What to work on:
Output all of the material beneath this line exactly as it is.

Data to use:

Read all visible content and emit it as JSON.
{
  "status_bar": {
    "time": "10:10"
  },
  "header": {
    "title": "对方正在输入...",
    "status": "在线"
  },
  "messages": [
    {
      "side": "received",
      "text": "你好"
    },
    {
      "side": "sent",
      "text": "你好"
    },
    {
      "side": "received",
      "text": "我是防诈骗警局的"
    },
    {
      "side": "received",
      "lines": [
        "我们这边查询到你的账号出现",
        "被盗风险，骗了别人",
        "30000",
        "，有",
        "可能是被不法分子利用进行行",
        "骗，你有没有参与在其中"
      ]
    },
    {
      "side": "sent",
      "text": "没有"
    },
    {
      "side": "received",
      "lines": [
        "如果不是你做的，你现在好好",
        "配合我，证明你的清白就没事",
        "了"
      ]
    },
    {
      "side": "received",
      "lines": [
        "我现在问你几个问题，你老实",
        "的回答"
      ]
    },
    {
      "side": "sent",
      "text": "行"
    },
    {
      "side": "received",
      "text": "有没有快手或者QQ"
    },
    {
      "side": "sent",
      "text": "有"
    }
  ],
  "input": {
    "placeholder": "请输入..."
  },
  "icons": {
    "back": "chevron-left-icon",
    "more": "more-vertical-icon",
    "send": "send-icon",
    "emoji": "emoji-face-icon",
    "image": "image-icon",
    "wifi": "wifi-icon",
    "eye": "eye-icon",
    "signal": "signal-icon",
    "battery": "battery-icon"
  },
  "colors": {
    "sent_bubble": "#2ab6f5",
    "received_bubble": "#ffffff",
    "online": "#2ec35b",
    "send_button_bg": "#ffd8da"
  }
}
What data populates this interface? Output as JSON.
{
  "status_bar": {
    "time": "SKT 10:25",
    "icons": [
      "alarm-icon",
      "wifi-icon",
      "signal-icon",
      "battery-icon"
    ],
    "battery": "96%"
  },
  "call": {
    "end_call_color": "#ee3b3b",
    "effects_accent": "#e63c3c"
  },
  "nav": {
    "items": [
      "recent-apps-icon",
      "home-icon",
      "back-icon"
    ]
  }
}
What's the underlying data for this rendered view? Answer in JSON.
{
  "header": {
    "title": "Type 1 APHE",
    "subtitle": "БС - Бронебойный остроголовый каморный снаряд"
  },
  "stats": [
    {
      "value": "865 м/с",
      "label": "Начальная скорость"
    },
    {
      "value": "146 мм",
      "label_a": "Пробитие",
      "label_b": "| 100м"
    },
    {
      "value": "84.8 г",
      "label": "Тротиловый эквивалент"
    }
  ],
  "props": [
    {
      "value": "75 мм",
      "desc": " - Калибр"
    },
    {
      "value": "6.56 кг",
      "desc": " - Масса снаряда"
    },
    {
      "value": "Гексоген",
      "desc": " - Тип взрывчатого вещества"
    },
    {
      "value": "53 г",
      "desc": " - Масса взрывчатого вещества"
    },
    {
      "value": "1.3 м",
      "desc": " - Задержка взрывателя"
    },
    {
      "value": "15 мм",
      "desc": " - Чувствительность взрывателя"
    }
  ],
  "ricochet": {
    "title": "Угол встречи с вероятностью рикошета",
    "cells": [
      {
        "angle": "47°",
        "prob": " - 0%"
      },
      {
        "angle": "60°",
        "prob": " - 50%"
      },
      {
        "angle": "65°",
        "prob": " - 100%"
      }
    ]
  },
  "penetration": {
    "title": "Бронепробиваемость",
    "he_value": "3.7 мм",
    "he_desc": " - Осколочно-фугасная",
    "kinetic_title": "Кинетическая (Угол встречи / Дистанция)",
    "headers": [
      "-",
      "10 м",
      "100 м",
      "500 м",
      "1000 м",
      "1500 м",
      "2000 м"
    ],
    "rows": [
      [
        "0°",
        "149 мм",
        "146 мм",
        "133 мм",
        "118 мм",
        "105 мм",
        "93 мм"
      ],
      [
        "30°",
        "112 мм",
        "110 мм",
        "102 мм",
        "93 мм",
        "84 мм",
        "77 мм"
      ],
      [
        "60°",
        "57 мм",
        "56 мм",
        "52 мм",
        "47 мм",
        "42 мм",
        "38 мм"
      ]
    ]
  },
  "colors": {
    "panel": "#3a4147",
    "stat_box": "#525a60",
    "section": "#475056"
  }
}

Result:
Read all visible content and emit it as JSON.
{
  "status_bar": {
    "time": "10:10"
  },
  "header": {
    "title": "对方正在输入...",
    "status": "在线"
  },
  "messages": [
    {
      "side": "received",
      "text": "你好"
    },
    {
      "side": "sent",
      "text": "你好"
    },
    {
      "side": "received",
      "text": "我是防诈骗警局的"
    },
    {
      "side": "received",
      "lines": [
        "我们这边查询到你的账号出现",
        "被盗风险，骗了别人",
        "30000",
        "，有",
        "可能是被不法分子利用进行行",
        "骗，你有没有参与在其中"
      ]
    },
    {
      "side": "sent",
      "text": "没有"
    },
    {
      "side": "received",
      "lines": [
        "如果不是你做的，你现在好好",
        "配合我，证明你的清白就没事",
        "了"
      ]
    },
    {
      "side": "received",
      "lines": [
        "我现在问你几个问题，你老实",
        "的回答"
      ]
    },
    {
      "side": "sent",
      "text": "行"
    },
    {
      "side": "received",
      "text": "有没有快手或者QQ"
    },
    {
      "side": "sent",
      "text": "有"
    }
  ],
  "input": {
    "placeholder": "请输入..."
  },
  "icons": {
    "back": "chevron-left-icon",
    "more": "more-vertical-icon",
    "send": "send-icon",
    "emoji": "emoji-face-icon",
    "image": "image-icon",
    "wifi": "wifi-icon",
    "eye": "eye-icon",
    "signal": "signal-icon",
    "battery": "battery-icon"
  },
  "colors": {
    "sent_bubble": "#2ab6f5",
    "received_bubble": "#ffffff",
    "online": "#2ec35b",
    "send_button_bg": "#ffd8da"
  }
}
What data populates this interface? Output as JSON.
{
  "status_bar": {
    "time": "SKT 10:25",
    "icons": [
      "alarm-icon",
      "wifi-icon",
      "signal-icon",
      "battery-icon"
    ],
    "battery": "96%"
  },
  "call": {
    "end_call_color": "#ee3b3b",
    "effects_accent": "#e63c3c"
  },
  "nav": {
    "items": [
      "recent-apps-icon",
      "home-icon",
      "back-icon"
    ]
  }
}
What's the underlying data for this rendered view? Answer in JSON.
{
  "header": {
    "title": "Type 1 APHE",
    "subtitle": "БС - Бронебойный остроголовый каморный снаряд"
  },
  "stats": [
    {
      "value": "865 м/с",
      "label": "Начальная скорость"
    },
    {
      "value": "146 мм",
      "label_a": "Пробитие",
      "label_b": "| 100м"
    },
    {
      "value": "84.8 г",
      "label": "Тротиловый эквивалент"
    }
  ],
  "props": [
    {
      "value": "75 мм",
      "desc": " - Калибр"
    },
    {
      "value": "6.56 кг",
      "desc": " - Масса снаряда"
    },
    {
      "value": "Гексоген",
      "desc": " - Тип взрывчатого вещества"
    },
    {
      "value": "53 г",
      "desc": " - Масса взрывчатого вещества"
    },
    {
      "value": "1.3 м",
      "desc": " - Задержка взрывателя"
    },
    {
      "value": "15 мм",
      "desc": " - Чувствительность взрывателя"
    }
  ],
  "ricochet": {
    "title": "Угол встречи с вероятностью рикошета",
    "cells": [
      {
        "angle": "47°",
        "prob": " - 0%"
      },
      {
        "angle": "60°",
        "prob": " - 50%"
      },
      {
        "angle": "65°",
        "prob": " - 100%"
      }
    ]
  },
  "penetration": {
    "title": "Бронепробиваемость",
    "he_value": "3.7 мм",
    "he_desc": " - Осколочно-фугасная",
    "kinetic_title": "Кинетическая (Угол встречи / Дистанция)",
    "headers": [
      "-",
      "10 м",
      "100 м",
      "500 м",
      "1000 м",
      "1500 м",
      "2000 м"
    ],
    "rows": [
      [
        "0°",
        "149 мм",
        "146 мм",
        "133 мм",
        "118 мм",
        "105 мм",
        "93 мм"
      ],
      [
        "30°",
        "112 мм",
        "110 мм",
        "102 мм",
        "93 мм",
        "84 мм",
        "77 мм"
      ],
      [
        "60°",
        "57 мм",
        "56 мм",
        "52 мм",
        "47 мм",
        "42 мм",
        "38 мм"
      ]
    ]
  },
  "colors": {
    "panel": "#3a4147",
    "stat_box": "#525a60",
    "section": "#475056"
  }
}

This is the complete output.